If you are hoping to play as Riko and Reg in Binary Star Falling into Darkness, it is a very brief experience; they do not even get to meet Nanachi in the game in this mode. With Deep in Abyss, the original protagonist does encounter Riko, Reg, and Nanachi momentarily; they also eventually get to meet Bondrewd, who gives the worst mandatory fetch quest ever. Binary Star Falling into Darkness side-steps the entire plot of Made in Abyss’s 3rd movie, Dawn of a Deep Soul, which serves as a direct sequel to its first season. The original story for Deep in Abyss introduces a few new characters as well, though its core story is pretty thin and those familiar with Made in Abyss will find it predictable. Reaching credits in Deep in Abyss will roughly take 20 hours, though this can greatly vary on how thorough a player is in exploring every nook and cranny of the Abyss to complete every side quest at their own pace comfortably..

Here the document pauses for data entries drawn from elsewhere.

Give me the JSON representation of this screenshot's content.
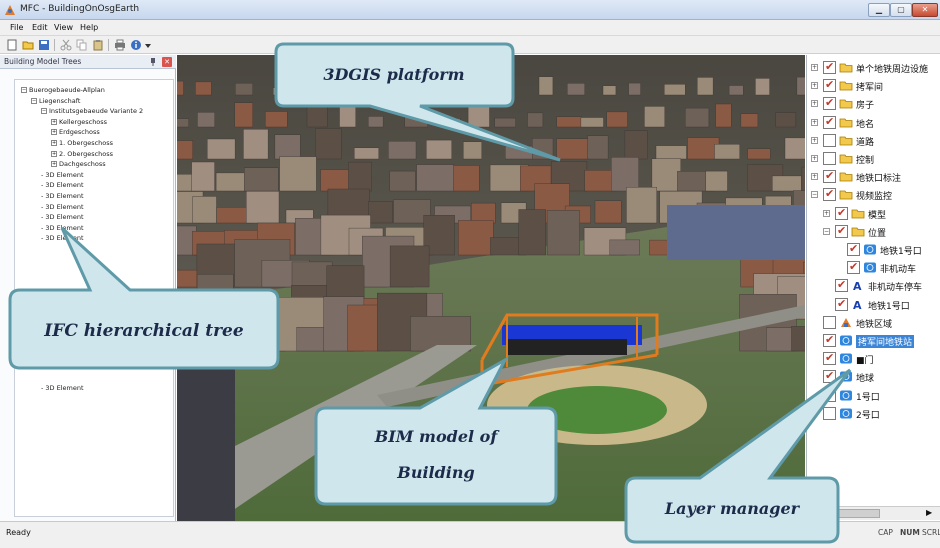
{
  "window": {
    "title": "MFC - BuildingOnOsgEarth"
  },
  "menu": [
    "File",
    "Edit",
    "View",
    "Help"
  ],
  "toolbar_icons": [
    "new-file-icon",
    "open-folder-icon",
    "save-icon",
    "cut-icon",
    "copy-icon",
    "paste-icon",
    "print-icon",
    "about-icon",
    "dropdown-icon"
  ],
  "left_panel": {
    "title": "Building Model Trees",
    "tree": [
      {
        "label": "Buerogebaeude-Allplan",
        "depth": 0,
        "exp": "−"
      },
      {
        "label": "Liegenschaft",
        "depth": 1,
        "exp": "−"
      },
      {
        "label": "Institutsgebaeude Variante 2",
        "depth": 2,
        "exp": "−"
      },
      {
        "label": "Kellergeschoss",
        "depth": 3,
        "exp": "+"
      },
      {
        "label": "Erdgeschoss",
        "depth": 3,
        "exp": "+"
      },
      {
        "label": "1. Obergeschoss",
        "depth": 3,
        "exp": "+"
      },
      {
        "label": "2. Obergeschoss",
        "depth": 3,
        "exp": "+"
      },
      {
        "label": "Dachgeschoss",
        "depth": 3,
        "exp": "+"
      },
      {
        "label": "3D Element",
        "depth": 2
      },
      {
        "label": "3D Element",
        "depth": 2
      },
      {
        "label": "3D Element",
        "depth": 2
      },
      {
        "label": "3D Element",
        "depth": 2
      },
      {
        "label": "3D Element",
        "depth": 2
      },
      {
        "label": "3D Element",
        "depth": 2
      },
      {
        "label": "3D Element",
        "depth": 2
      }
    ],
    "bottom_item": "3D Element"
  },
  "layers": [
    {
      "label": "单个地铁周边设施",
      "depth": 0,
      "exp": "+",
      "checked": true,
      "icon": "folder-icon"
    },
    {
      "label": "拷军间",
      "depth": 0,
      "exp": "+",
      "checked": true,
      "icon": "folder-icon"
    },
    {
      "label": "房子",
      "depth": 0,
      "exp": "+",
      "checked": true,
      "icon": "folder-icon"
    },
    {
      "label": "地名",
      "depth": 0,
      "exp": "+",
      "checked": true,
      "icon": "folder-icon"
    },
    {
      "label": "道路",
      "depth": 0,
      "exp": "+",
      "checked": false,
      "icon": "folder-icon"
    },
    {
      "label": "控制",
      "depth": 0,
      "exp": "+",
      "checked": false,
      "icon": "folder-icon"
    },
    {
      "label": "地铁口标注",
      "depth": 0,
      "exp": "+",
      "checked": true,
      "icon": "folder-icon"
    },
    {
      "label": "视频监控",
      "depth": 0,
      "exp": "−",
      "checked": true,
      "icon": "folder-icon"
    },
    {
      "label": "模型",
      "depth": 1,
      "exp": "+",
      "checked": true,
      "icon": "folder-icon"
    },
    {
      "label": "位置",
      "depth": 1,
      "exp": "−",
      "checked": true,
      "icon": "folder-icon"
    },
    {
      "label": "地铁1号口",
      "depth": 2,
      "checked": true,
      "icon": "globe-icon"
    },
    {
      "label": "非机动车",
      "depth": 2,
      "checked": true,
      "icon": "globe-icon"
    },
    {
      "label": "非机动车停车",
      "depth": 1,
      "checked": true,
      "icon": "annotation-icon"
    },
    {
      "label": "地铁1号口",
      "depth": 1,
      "checked": true,
      "icon": "annotation-icon"
    },
    {
      "label": "地铁区域",
      "depth": 0,
      "checked": false,
      "icon": "region-icon"
    },
    {
      "label": "拷军间地铁站",
      "depth": 0,
      "checked": true,
      "icon": "globe-icon",
      "selected": true
    },
    {
      "label": "■门",
      "depth": 0,
      "checked": true,
      "icon": "globe-icon"
    },
    {
      "label": "地球",
      "depth": 0,
      "checked": true,
      "icon": "globe-icon"
    },
    {
      "label": "1号口",
      "depth": 0,
      "checked": false,
      "icon": "globe-icon"
    },
    {
      "label": "2号口",
      "depth": 0,
      "checked": false,
      "icon": "globe-icon"
    }
  ],
  "status": {
    "ready": "Ready",
    "indicators": [
      "CAP",
      "NUM",
      "SCRL"
    ]
  },
  "callouts": {
    "gis": "3DGIS platform",
    "ifc": "IFC hierarchical tree",
    "bim_line1": "BIM model of",
    "bim_line2": "Building",
    "layer": "Layer manager"
  },
  "colors": {
    "callout_fill": "#cfe6ec",
    "callout_stroke": "#5e9aa8",
    "selection": "#3b84d6",
    "check": "#c0392b"
  }
}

Made in Abyss: Binary Star Falling into Darkness is certainly not a game for everyone. It is a challenging balancing act between being faithful to Made in Abyss and being a “fun” video game. It does an admirable job in implementing the “systems” and “rules” of Made in Abyss’s world into a game, but the overall result just feels underwhelming in its presentation and execution. Fans of Made in Abyss will enjoy Binary Star Falling into Darkness if they are seeking the hardcore survival aspect of being a Cave Raider in that world, but it has little to offer for complete newcomers.